═════ Information shown
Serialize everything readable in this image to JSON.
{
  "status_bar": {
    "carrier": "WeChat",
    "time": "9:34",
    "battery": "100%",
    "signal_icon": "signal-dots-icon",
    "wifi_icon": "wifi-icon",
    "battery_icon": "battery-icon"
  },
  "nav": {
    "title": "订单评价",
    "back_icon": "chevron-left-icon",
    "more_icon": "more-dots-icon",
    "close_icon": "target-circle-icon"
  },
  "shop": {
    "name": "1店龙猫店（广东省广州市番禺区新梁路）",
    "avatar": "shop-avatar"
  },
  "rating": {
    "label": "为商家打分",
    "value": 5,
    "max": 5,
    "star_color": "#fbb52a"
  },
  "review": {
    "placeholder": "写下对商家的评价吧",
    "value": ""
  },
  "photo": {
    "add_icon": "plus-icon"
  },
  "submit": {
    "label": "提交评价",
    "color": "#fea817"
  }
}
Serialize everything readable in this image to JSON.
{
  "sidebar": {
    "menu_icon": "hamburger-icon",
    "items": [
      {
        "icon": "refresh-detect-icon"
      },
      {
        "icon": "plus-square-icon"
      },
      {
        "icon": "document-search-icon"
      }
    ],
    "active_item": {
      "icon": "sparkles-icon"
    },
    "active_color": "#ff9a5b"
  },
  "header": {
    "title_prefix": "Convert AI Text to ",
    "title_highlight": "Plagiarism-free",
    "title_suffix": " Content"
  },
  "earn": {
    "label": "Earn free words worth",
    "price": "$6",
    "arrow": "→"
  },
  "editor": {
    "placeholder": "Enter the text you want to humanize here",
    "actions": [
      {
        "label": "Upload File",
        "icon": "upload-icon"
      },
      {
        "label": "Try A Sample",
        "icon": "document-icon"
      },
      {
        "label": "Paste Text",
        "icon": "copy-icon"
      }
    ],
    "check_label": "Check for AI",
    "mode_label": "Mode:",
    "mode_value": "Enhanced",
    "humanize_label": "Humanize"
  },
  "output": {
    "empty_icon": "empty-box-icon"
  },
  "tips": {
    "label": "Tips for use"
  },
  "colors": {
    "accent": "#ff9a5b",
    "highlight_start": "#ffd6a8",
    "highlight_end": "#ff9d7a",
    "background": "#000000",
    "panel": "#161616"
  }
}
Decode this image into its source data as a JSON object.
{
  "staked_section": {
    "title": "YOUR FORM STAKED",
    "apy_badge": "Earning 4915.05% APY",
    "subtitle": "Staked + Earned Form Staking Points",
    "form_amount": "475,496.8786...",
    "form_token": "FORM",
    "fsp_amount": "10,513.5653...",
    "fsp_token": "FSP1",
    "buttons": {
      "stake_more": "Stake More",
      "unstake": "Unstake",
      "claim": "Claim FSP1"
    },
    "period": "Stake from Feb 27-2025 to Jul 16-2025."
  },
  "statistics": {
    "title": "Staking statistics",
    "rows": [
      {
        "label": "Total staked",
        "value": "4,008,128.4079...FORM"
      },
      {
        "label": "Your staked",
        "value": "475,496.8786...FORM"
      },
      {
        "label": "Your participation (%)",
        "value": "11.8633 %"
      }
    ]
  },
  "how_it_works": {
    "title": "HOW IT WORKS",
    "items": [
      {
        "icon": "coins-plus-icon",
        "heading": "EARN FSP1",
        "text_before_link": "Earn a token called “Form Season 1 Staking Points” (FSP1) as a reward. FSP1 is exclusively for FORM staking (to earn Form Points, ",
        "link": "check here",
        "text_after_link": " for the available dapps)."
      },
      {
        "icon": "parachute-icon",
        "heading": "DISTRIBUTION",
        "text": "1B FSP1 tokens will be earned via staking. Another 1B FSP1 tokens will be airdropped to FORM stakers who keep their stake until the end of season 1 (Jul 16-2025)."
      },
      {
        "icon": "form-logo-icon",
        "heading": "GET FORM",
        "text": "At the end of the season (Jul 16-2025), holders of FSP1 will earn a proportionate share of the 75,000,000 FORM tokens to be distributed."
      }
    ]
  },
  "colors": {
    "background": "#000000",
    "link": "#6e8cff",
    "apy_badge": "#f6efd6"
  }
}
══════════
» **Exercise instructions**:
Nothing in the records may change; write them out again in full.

» **Result of this exercise**:
Serialize everything readable in this image to JSON.
{
  "status_bar": {
    "carrier": "WeChat",
    "time": "9:34",
    "battery": "100%",
    "signal_icon": "signal-dots-icon",
    "wifi_icon": "wifi-icon",
    "battery_icon": "battery-icon"
  },
  "nav": {
    "title": "订单评价",
    "back_icon": "chevron-left-icon",
    "more_icon": "more-dots-icon",
    "close_icon": "target-circle-icon"
  },
  "shop": {
    "name": "1店龙猫店（广东省广州市番禺区新梁路）",
    "avatar": "shop-avatar"
  },
  "rating": {
    "label": "为商家打分",
    "value": 5,
    "max": 5,
    "star_color": "#fbb52a"
  },
  "review": {
    "placeholder": "写下对商家的评价吧",
    "value": ""
  },
  "photo": {
    "add_icon": "plus-icon"
  },
  "submit": {
    "label": "提交评价",
    "color": "#fea817"
  }
}
Serialize everything readable in this image to JSON.
{
  "sidebar": {
    "menu_icon": "hamburger-icon",
    "items": [
      {
        "icon": "refresh-detect-icon"
      },
      {
        "icon": "plus-square-icon"
      },
      {
        "icon": "document-search-icon"
      }
    ],
    "active_item": {
      "icon": "sparkles-icon"
    },
    "active_color": "#ff9a5b"
  },
  "header": {
    "title_prefix": "Convert AI Text to ",
    "title_highlight": "Plagiarism-free",
    "title_suffix": " Content"
  },
  "earn": {
    "label": "Earn free words worth",
    "price": "$6",
    "arrow": "→"
  },
  "editor": {
    "placeholder": "Enter the text you want to humanize here",
    "actions": [
      {
        "label": "Upload File",
        "icon": "upload-icon"
      },
      {
        "label": "Try A Sample",
        "icon": "document-icon"
      },
      {
        "label": "Paste Text",
        "icon": "copy-icon"
      }
    ],
    "check_label": "Check for AI",
    "mode_label": "Mode:",
    "mode_value": "Enhanced",
    "humanize_label": "Humanize"
  },
  "output": {
    "empty_icon": "empty-box-icon"
  },
  "tips": {
    "label": "Tips for use"
  },
  "colors": {
    "accent": "#ff9a5b",
    "highlight_start": "#ffd6a8",
    "highlight_end": "#ff9d7a",
    "background": "#000000",
    "panel": "#161616"
  }
}
Decode this image into its source data as a JSON object.
{
  "staked_section": {
    "title": "YOUR FORM STAKED",
    "apy_badge": "Earning 4915.05% APY",
    "subtitle": "Staked + Earned Form Staking Points",
    "form_amount": "475,496.8786...",
    "form_token": "FORM",
    "fsp_amount": "10,513.5653...",
    "fsp_token": "FSP1",
    "buttons": {
      "stake_more": "Stake More",
      "unstake": "Unstake",
      "claim": "Claim FSP1"
    },
    "period": "Stake from Feb 27-2025 to Jul 16-2025."
  },
  "statistics": {
    "title": "Staking statistics",
    "rows": [
      {
        "label": "Total staked",
        "value": "4,008,128.4079...FORM"
      },
      {
        "label": "Your staked",
        "value": "475,496.8786...FORM"
      },
      {
        "label": "Your participation (%)",
        "value": "11.8633 %"
      }
    ]
  },
  "how_it_works": {
    "title": "HOW IT WORKS",
    "items": [
      {
        "icon": "coins-plus-icon",
        "heading": "EARN FSP1",
        "text_before_link": "Earn a token called “Form Season 1 Staking Points” (FSP1) as a reward. FSP1 is exclusively for FORM staking (to earn Form Points, ",
        "link": "check here",
        "text_after_link": " for the available dapps)."
      },
      {
        "icon": "parachute-icon",
        "heading": "DISTRIBUTION",
        "text": "1B FSP1 tokens will be earned via staking. Another 1B FSP1 tokens will be airdropped to FORM stakers who keep their stake until the end of season 1 (Jul 16-2025)."
      },
      {
        "icon": "form-logo-icon",
        "heading": "GET FORM",
        "text": "At the end of the season (Jul 16-2025), holders of FSP1 will earn a proportionate share of the 75,000,000 FORM tokens to be distributed."
      }
    ]
  },
  "colors": {
    "background": "#000000",
    "link": "#6e8cff",
    "apy_badge": "#f6efd6"
  }
}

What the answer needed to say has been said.